The other section we looked at was: ‘Touching the Enemy in another way’.


Touching the Enemy in another way

When I reach my destination totally breathless and exhausted I can see the patrol sitting in front of the entrance looking into the sky and watching an interesting air battle. I am outraged and scream at him whilst storming into the shelter. “What a bloody mess. I have never experienced this before. At the front we are shot at by our own artillery and at the rear everybody is asleep!” With those words I confront Lt. R. Kern who is completely speechless. I am not responsible for my outburst. I don’t care anymore who is in charge. I still am angry while Lt. Kern sends a telephone message to the artillery commander to move the firing position forward.

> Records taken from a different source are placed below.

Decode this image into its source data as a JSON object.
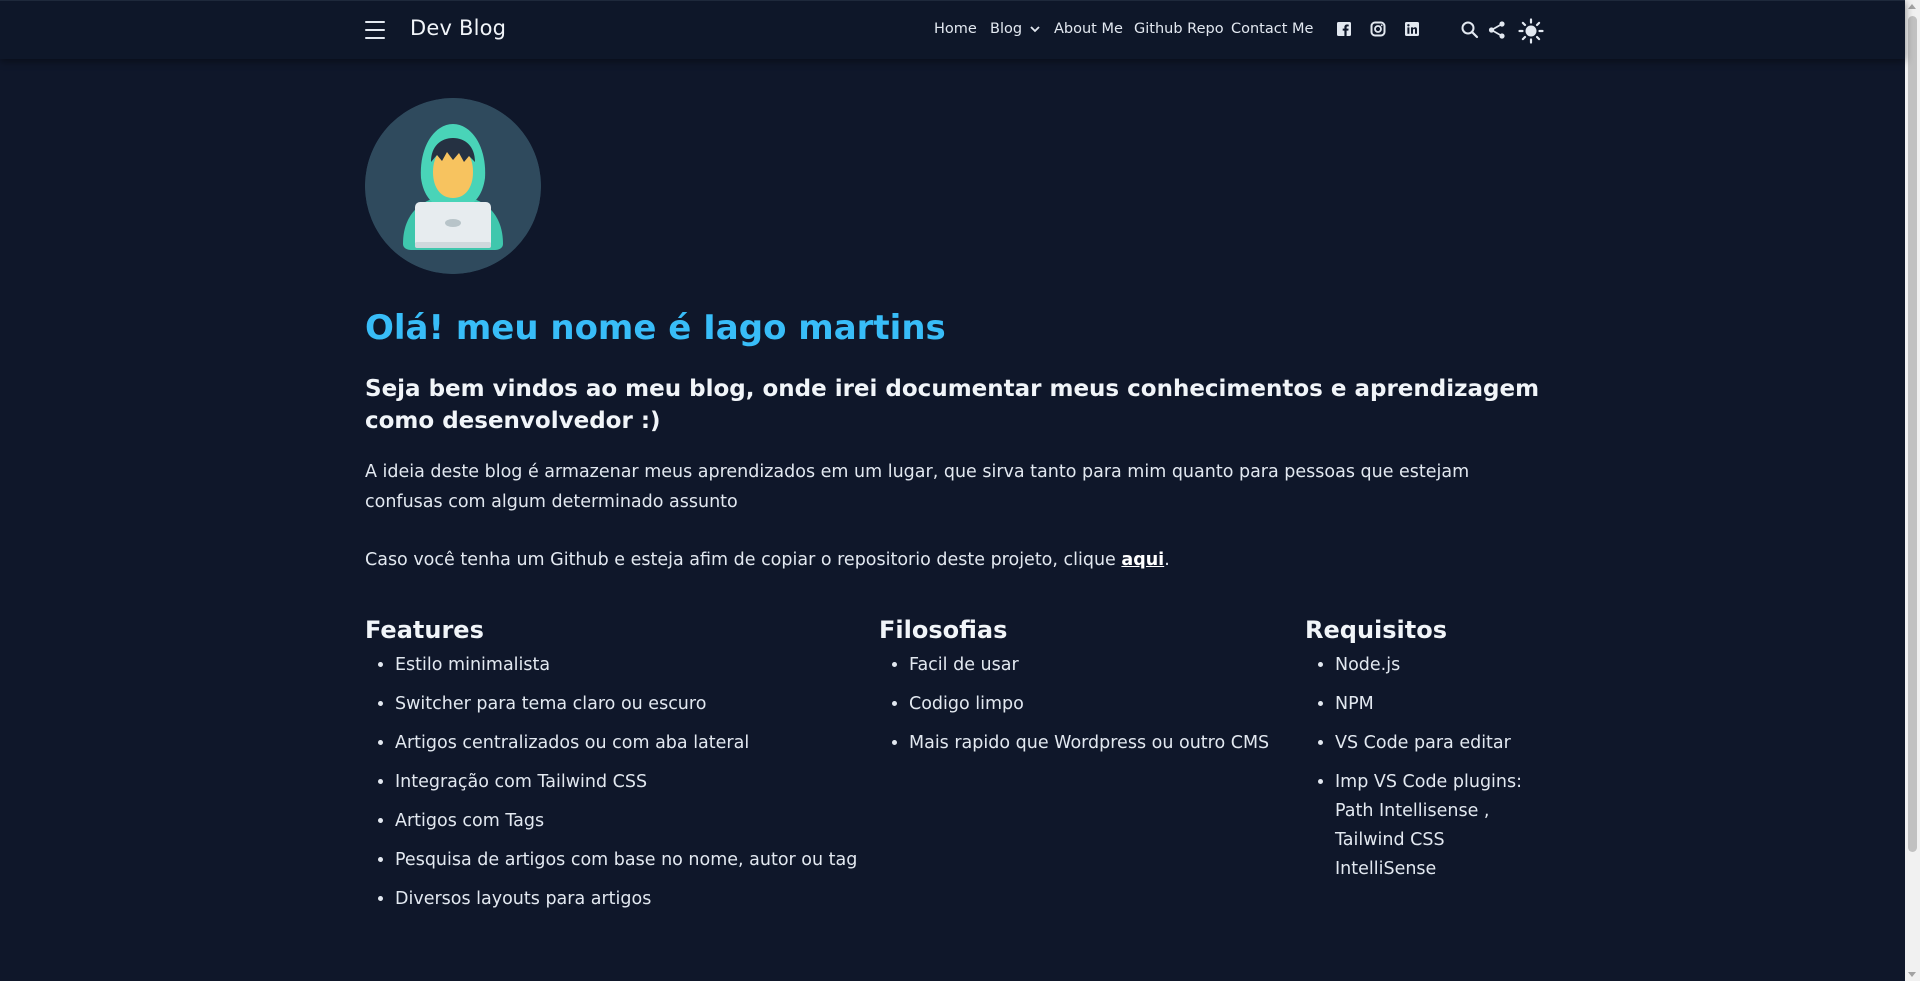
{
  "header": {
    "brand": "Dev Blog",
    "nav": [
      {
        "label": "Home"
      },
      {
        "label": "Blog"
      },
      {
        "label": "About Me"
      },
      {
        "label": "Github Repo"
      },
      {
        "label": "Contact Me"
      }
    ],
    "social_icons": [
      "facebook-icon",
      "instagram-icon",
      "linkedin-icon"
    ],
    "tool_icons": [
      "search-icon",
      "share-icon",
      "sun-icon"
    ]
  },
  "hero": {
    "title": "Olá! meu nome é Iago martins",
    "subtitle": "Seja bem vindos ao meu blog, onde irei documentar meus conhecimentos e aprendizagem como desenvolvedor :)",
    "paragraph1": "A ideia deste blog é armazenar meus aprendizados em um lugar, que sirva tanto para mim quanto para pessoas que estejam confusas com algum determinado assunto",
    "paragraph2_before": "Caso você tenha um Github e esteja afim de copiar o repositorio deste projeto, clique ",
    "paragraph2_link": "aqui",
    "paragraph2_after": "."
  },
  "sections": [
    {
      "title": "Features",
      "items": [
        "Estilo minimalista",
        "Switcher para tema claro ou escuro",
        "Artigos centralizados ou com aba lateral",
        "Integração com Tailwind CSS",
        "Artigos com Tags",
        "Pesquisa de artigos com base no nome, autor ou tag",
        "Diversos layouts para artigos"
      ]
    },
    {
      "title": "Filosofias",
      "items": [
        "Facil de usar",
        "Codigo limpo",
        "Mais rapido que Wordpress ou outro CMS"
      ]
    },
    {
      "title": "Requisitos",
      "items": [
        "Node.js",
        "NPM",
        "VS Code para editar",
        "Imp VS Code plugins: Path Intellisense , Tailwind CSS IntelliSense"
      ]
    }
  ],
  "colors": {
    "background": "#0f172a",
    "accent": "#38bdf8",
    "text": "#e2e8f0"
  }
}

Two officers enter the shelter and ask what is going on. One of them is the runner Lt. Suessmann, and the other battalion adjutant Lt. Kranz. I report on the incident. The adjutant is looking at me incredulously saying that it was impossible to be positioned as far ahead as that, as the English were occupying the water works. Angrily I answer back for him to go and see for himself. He has no choice but to ask Suessmann to go with him to have a look. “The English are firing at the tower”, I say, when they leave. “Therefore they possibly cannot be inside” and I mention my intention I had during the morning to have a look inside. We agree to take short leaps up the embankment for about 1000m along the edge and in the direction of the water works ruin. I also mention that my patrol is situated to the right about 30m away lying inside grenade holes.

But the two smart officers didn’t seem to take much notice of the word ‘right’. Quickly and light footed they jumped forwards hardly enabling me to follow. Soon there was quite a gap between us. “Towards the right” I shouted. But they did not hear me. The firing had stopped and no exploding grenades were shocking the ‘brave’ men. I am slightly miffed that they can get away with it so easily. Soon they reached the water works. None of our men is to be seen. If the two carry on jumping they might be going to miss the ruin completely.

Then something is happening nobody had expected and is unforgettable to me: At the edge of the wall at the water works four to five figures – English – suddenly appear upright. They are completely surprised and might even think that we could be deserters as I constantly keep shouting whilst following behind the two officers. They are standing completely unprotected in an upright position and stare towards us. Lt. Suessmann is turning round, looking completely pale faced and shouts: “Good God, the English are here!” and later: “What are we going to do?” Whilst plenty of safety measures run through my mind I keep a close eye on the enemy still not showing any intention of shooting at us. At the same time I watch the men of my patrol and discover one of them looking cautiously towards my direction. “Stay calm, get down and I will run back, load the machine gun and shoot the English if necessary!” This I shout towards the two officers and jump the next 20 steps across the trench. When I reach them I find to my greatest surprise most of the men asleep. They had not noticed anything. There was no time for big explanations and I carefully move the machine gun along the edge of the embankment and shout at the two storm troopers: “Ready, we can start!” From the other side comes: “Good bye Thuns!” I aim at the English. Interestingly they are watching the retreat of the two but don’t shoot. I then also dare to look and see them leave and start to laugh. Up-down-up-down, I see them exercise until they disappear. No recruit could do it more perfectly. Even my people were grinning.

Why didn’t we shoot the English? ……Because they were totally honourable and peacefully minded. They could have thrown stones. Well, cheers to a good neighbourhood I thought and soon fell into a deep sleep.

We worked with ARU students to develop out pieces based on the diary entries and then performed them for each other. It was helpful in understanding exactly what Paul Thuns was describing in his diary.